We are in a seasonal transition here in southwest Florida and the implications for fish and wildlife and water quality will bring change as well. As most everyone is aware, our coastal systems were heavily impacted this year. The damage resulted from historic and partly out of season rainfall driven by the el nino phenomena and a management system that could not cope with all the demands of it.

The abrupt change from too much runoff to not enough occurs almost every year and stalls the recovery of water bodies in the region, especially the estuarine systems that depend on the right mix of fresh and saltwater. Already it appears this year will be no exception due to the lack of rainfall. Some areas have not seen rain for over three weeks. The contrasting hydrology reeks havoc on the ecology of the estuaries and not only affects reproductive success of important sport and commercial fish species, but impacts their habitats, particularly seagrass, creating a potentially longer and more serious impediment to recovery.

The Caloosahatchee Waterkeeper program is stepping up its ability to monitor and communicate the events and conditions of our regional network of waters. Generous donations to the program are helping to recruit an army of Waterkeeper Rangers working in specific regions. The observations and monitoring results will be posted on our web site for public viewing and coordinated with the appropriate authorities.

The map below identifies the seven regions where Waterkeeper volunteers will monitor the water.

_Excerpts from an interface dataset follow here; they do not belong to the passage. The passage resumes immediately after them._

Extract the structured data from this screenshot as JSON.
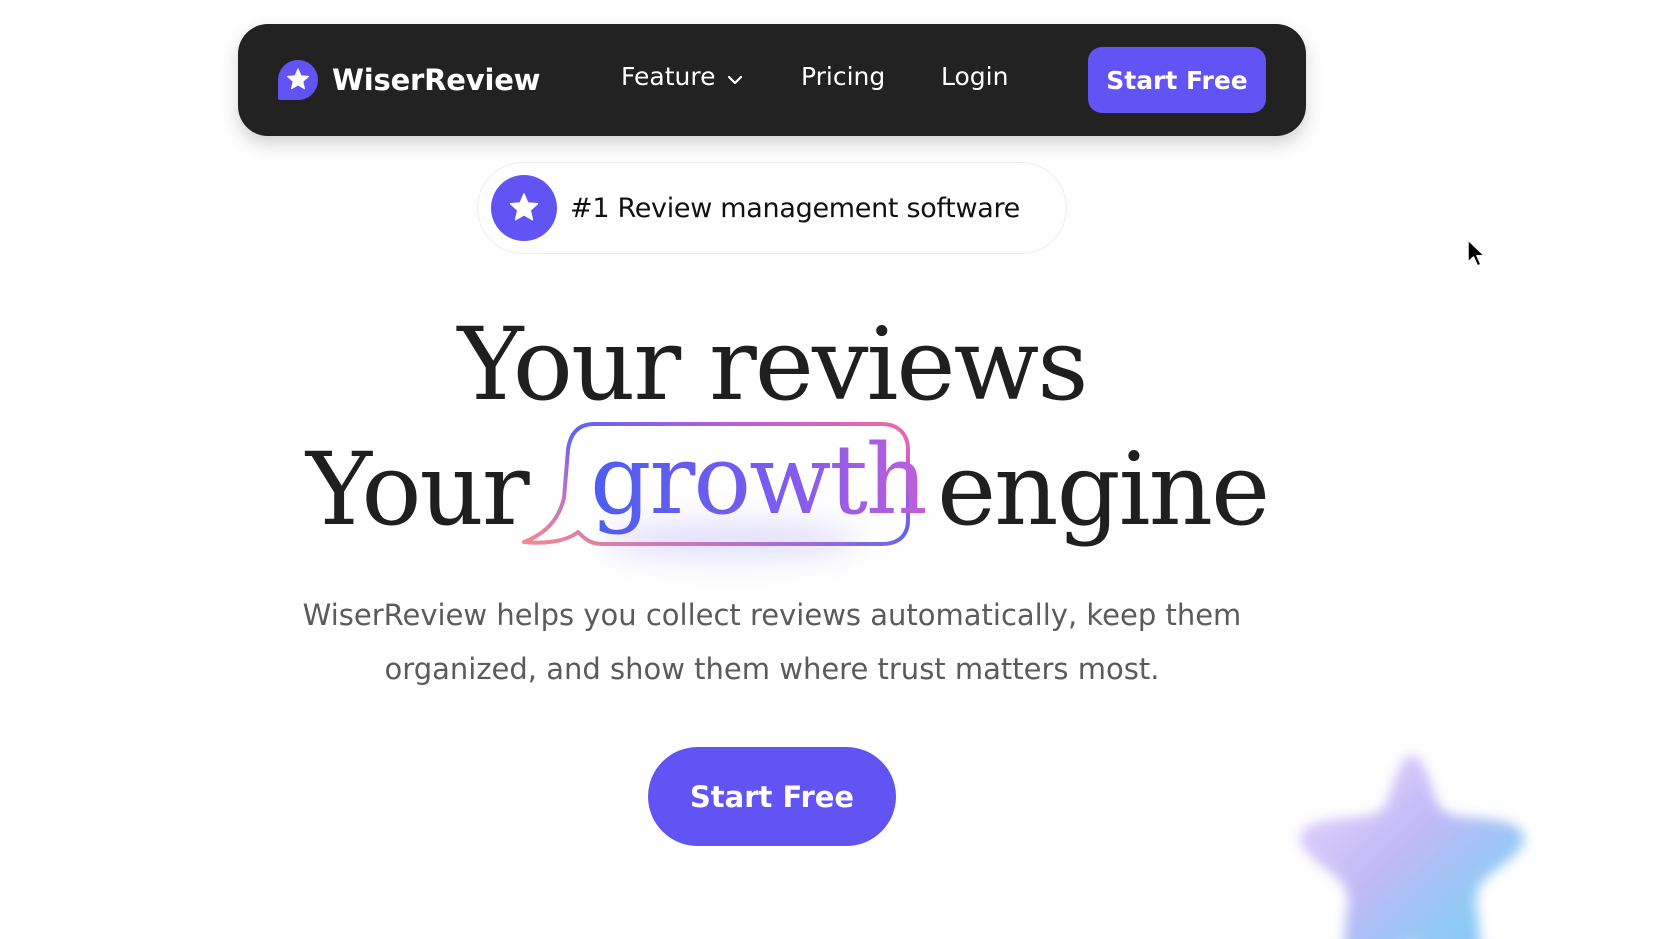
{
  "brand": {
    "name": "WiserReview",
    "logo_icon": "star-chat-icon",
    "accent_color": "#6253f5"
  },
  "nav": {
    "feature_label": "Feature",
    "feature_icon": "chevron-down-icon",
    "pricing_label": "Pricing",
    "login_label": "Login",
    "cta_label": "Start Free"
  },
  "badge": {
    "icon": "star-icon",
    "text": "#1 Review management software"
  },
  "hero": {
    "line1": "Your reviews",
    "line2_prefix": "Your",
    "line2_highlight": "growth",
    "line2_suffix": "engine",
    "subtitle": "WiserReview helps you collect reviews automatically, keep them organized, and show them where trust matters most.",
    "cta_label": "Start Free"
  },
  "decor": {
    "star_icon": "gradient-star-icon",
    "cursor_icon": "mouse-pointer-icon"
  }
}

If you have a boat and would be interested in becoming a Ranger and working with the Waterkeeper program please send your contact information to: Riverwatch@caloosahatchee.org